_Data extracts_.
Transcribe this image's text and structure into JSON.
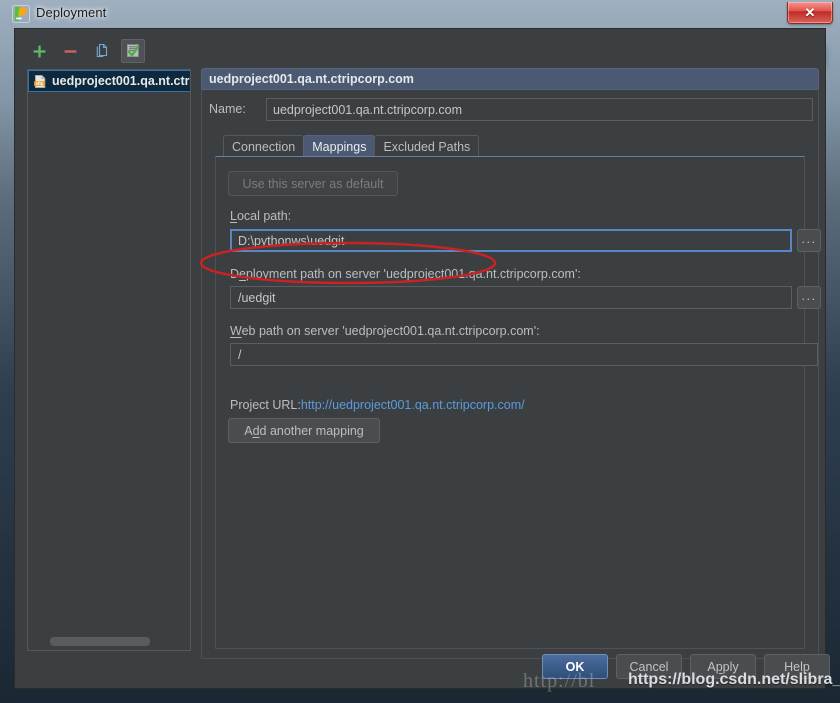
{
  "window": {
    "title": "Deployment",
    "app_icon": "pycharm-icon",
    "close_label": "✕"
  },
  "sidebar": {
    "toolbar": [
      {
        "name": "add-server-button",
        "icon": "plus-icon",
        "glyph": "+"
      },
      {
        "name": "remove-server-button",
        "icon": "minus-icon",
        "glyph": "−"
      },
      {
        "name": "copy-server-button",
        "icon": "copy-icon",
        "glyph": "⧉"
      },
      {
        "name": "set-default-button",
        "icon": "checkmark-document-icon",
        "glyph": "✔"
      }
    ],
    "items": [
      {
        "label": "uedproject001.qa.nt.ctr",
        "icon": "sftp-file-icon"
      }
    ]
  },
  "pane": {
    "header_title": "uedproject001.qa.nt.ctripcorp.com",
    "name_label": "Name:",
    "name_value": "uedproject001.qa.nt.ctripcorp.com",
    "tabs": [
      {
        "label": "Connection",
        "active": false
      },
      {
        "label": "Mappings",
        "active": true
      },
      {
        "label": "Excluded Paths",
        "active": false
      }
    ]
  },
  "mappings": {
    "use_default_button": "Use this server as default",
    "local_path_label": "Local path:",
    "local_path_value": "D:\\pythonws\\uedgit",
    "deployment_path_label": "Deployment path on server 'uedproject001.qa.nt.ctripcorp.com':",
    "deployment_path_value": "/uedgit",
    "web_path_label": "Web path on server 'uedproject001.qa.nt.ctripcorp.com':",
    "web_path_value": "/",
    "project_url_label": "Project URL:",
    "project_url_link": "http://uedproject001.qa.nt.ctripcorp.com/",
    "add_mapping_button": "Add another mapping",
    "browse_button": "...",
    "annotation": {
      "shape": "ellipse",
      "color": "#cc2222"
    }
  },
  "buttons": {
    "ok": "OK",
    "cancel": "Cancel",
    "apply": "Apply",
    "help": "Help"
  },
  "watermarks": {
    "faint": "http://bl",
    "main": "https://blog.csdn.net/slibra_l"
  },
  "colors": {
    "dialog_bg": "#3c3f41",
    "accent_blue": "#4b5a72",
    "link_blue": "#5b9adc",
    "focus_border": "#5b86c4",
    "annotation_red": "#cc2222",
    "selection_bg": "#0d293e"
  }
}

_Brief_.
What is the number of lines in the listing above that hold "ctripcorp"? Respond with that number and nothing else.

_Solution to this exercise_.
5